How wrong they were.

Not only was the film a huge success, “White Christmas” (and Crosby’s recording) became the best-selling single of all time, and lead to yet another film and then to a theatrical musical of the same name.

The last, which opened Friday evening in South Bend Civic Theatre’s Wilson Theatre, promises to join “A Christmas Carol,” “It’s A Wonderful Life”, “Miracle on 34th Street” and a myriad of other seasonal productions as a Christmas regular.

White Christmas  Sotyh Benf (IN)  Civic TheatreLike most other film-to-stage musicals, a number of “not in the movie” songs (happily all by Berlin) have been added  and minor characters have been expanded, not always for the best.

The film’s already thin plotline has been stretched to the max to make room for non-Christmasy numbers like “Blue Skies,” “I Love A Piano” and “How Deep Is The Ocean.”

Under the direction of Jewel Abram-Copenhaver, a major plus in the SBCT production is principals who display voices that make ballad-listening very pleasant.

Chief among these is Sean Leyes, who seems to be every area community theater’s choice for leading baritone. White Christmas South Bend (IN) Civic TheatreAs Bob Wallace, the vocal half of the team of Wallace and Davis (the other half is William Heckaman as funny man Phil Davis), he handles the slow songs easily. His eventual love interest is Betty Haynes, played by Natalie MacRae, who displays a warm, clear voice on her share of the show’s loveliest ballads.

Heckaman takes care of the requisite dancing along with Allison Jean Jones as Betty’s sister/show biz partner, Judy Haynes. The duo acquits themselves admirably in “The Best Things Happen When You’re Dancing” and “I Love A Piano.”  A vocal quintet backs them in the former and the dance ensemble adds to the fun in the latter, a pull-out-all-the-stops production number led by a talented tap dancing Jones.

SBCT veteran Gary Oesch delivers an appreciably low-keyed characterization as the “Old Man,” retired General Henry Waverly, the reason for the holiday hoopla. His speech recognizing veterans and active military in the audience is heartfelt and moving.

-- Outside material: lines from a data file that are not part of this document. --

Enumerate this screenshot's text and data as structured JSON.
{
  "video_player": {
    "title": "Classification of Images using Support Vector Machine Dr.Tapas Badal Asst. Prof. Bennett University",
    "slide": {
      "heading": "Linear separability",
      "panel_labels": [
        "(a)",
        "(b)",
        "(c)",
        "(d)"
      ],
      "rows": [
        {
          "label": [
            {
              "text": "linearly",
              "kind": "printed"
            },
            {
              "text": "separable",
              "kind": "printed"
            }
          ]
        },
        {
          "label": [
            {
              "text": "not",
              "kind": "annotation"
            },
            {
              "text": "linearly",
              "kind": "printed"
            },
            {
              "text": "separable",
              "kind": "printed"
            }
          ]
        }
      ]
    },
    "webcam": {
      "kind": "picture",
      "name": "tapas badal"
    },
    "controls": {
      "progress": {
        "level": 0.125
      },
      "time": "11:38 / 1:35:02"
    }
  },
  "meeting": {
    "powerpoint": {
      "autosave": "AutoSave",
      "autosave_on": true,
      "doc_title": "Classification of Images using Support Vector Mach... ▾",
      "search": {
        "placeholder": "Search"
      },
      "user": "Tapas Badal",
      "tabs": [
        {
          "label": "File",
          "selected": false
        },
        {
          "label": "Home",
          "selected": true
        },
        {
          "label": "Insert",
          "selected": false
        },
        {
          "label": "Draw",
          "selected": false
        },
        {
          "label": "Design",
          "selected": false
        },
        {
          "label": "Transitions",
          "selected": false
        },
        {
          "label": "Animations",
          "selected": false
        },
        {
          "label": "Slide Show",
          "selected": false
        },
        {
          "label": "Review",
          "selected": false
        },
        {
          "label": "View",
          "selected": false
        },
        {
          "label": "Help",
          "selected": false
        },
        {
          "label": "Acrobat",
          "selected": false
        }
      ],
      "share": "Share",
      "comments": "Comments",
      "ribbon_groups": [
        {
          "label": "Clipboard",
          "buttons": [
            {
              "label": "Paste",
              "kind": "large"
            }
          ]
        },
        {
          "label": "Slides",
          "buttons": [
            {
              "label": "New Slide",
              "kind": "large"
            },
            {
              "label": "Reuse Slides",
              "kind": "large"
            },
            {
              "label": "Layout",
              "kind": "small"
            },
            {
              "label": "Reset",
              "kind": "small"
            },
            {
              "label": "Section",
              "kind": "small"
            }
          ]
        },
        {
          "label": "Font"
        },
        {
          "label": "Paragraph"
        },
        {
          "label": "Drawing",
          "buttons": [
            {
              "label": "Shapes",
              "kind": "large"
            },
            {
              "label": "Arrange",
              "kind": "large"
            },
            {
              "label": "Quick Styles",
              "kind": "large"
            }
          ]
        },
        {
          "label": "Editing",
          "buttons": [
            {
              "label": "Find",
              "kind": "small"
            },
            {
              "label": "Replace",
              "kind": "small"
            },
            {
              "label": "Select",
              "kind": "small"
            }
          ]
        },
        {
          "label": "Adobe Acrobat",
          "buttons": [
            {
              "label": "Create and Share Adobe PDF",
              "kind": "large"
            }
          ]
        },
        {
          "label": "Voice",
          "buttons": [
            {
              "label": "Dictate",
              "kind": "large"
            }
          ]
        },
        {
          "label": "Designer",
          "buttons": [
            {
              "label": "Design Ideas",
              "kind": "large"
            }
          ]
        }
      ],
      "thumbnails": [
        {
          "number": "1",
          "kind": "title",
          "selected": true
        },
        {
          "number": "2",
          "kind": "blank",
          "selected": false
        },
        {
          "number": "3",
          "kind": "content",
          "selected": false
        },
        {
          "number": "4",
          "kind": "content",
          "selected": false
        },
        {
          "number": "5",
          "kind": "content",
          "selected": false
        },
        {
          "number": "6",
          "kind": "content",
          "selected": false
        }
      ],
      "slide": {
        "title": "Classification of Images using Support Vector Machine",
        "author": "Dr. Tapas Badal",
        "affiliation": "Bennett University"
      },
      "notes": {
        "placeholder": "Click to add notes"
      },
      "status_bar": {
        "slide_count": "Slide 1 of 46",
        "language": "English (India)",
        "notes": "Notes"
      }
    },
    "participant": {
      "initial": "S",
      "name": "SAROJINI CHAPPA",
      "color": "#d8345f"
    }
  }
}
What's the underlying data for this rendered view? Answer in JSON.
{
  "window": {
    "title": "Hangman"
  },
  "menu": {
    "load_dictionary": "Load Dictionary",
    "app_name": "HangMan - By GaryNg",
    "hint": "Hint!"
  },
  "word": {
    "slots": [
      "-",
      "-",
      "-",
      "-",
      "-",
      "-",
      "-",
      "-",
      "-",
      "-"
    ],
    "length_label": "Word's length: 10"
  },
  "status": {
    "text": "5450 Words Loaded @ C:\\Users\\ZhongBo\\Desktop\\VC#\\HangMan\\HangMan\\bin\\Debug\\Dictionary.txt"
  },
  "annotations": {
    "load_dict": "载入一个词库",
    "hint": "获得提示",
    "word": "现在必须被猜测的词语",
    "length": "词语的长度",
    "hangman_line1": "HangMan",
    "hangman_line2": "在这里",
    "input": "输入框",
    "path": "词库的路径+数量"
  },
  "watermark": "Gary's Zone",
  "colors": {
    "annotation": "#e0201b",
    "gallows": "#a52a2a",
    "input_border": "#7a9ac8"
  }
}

Supporting the general are his former sergeant Martha Watson (Anna Thompson) and his granddaughter Susan (Lucy Barron), both of whom take their turns in the spotlight via “Let Me Sing and I’m Happy.”

One jarring note is blasted too frequently by the troupe stage manager who mistakes bellowing for the way to get things done.

White Christmas  South Bend (IN) Civic TheatreAfter a bit of “after you, no after you” with the chorus in the opening number, the on-stage orchestra did well with the familiar score.

The mostly-singing, some-dancing chorus is exactly as good as non-dancing singers are expected to be both with the frequent changes of costumes and characters and Callie Lorenz’ choreography.

The use of projections designed by SBCT artistic director Mark Abram-Copenhaver establish the full-stage scenes effectively, especially on the “Snow” train to Vermont — although how Bob fails to realize he’s not en route to Florida is another mystery in a script that contains quite a few.

Costumer Donald Eugene Willman has assembled a number of colorfully appropriate outfits for both principals and chorus and those familiar with the movie won’t be disappointed by the final definitely-Christmas tableau which, of course, contains a title-tune sing-along.

“WHITE CHRISTMAS” plays through Dec.21 in the Wilson Theatre, 403 N. Main St., South Bend. For performance times and reservations, call (574)234-1112 or visit www.sbct.org.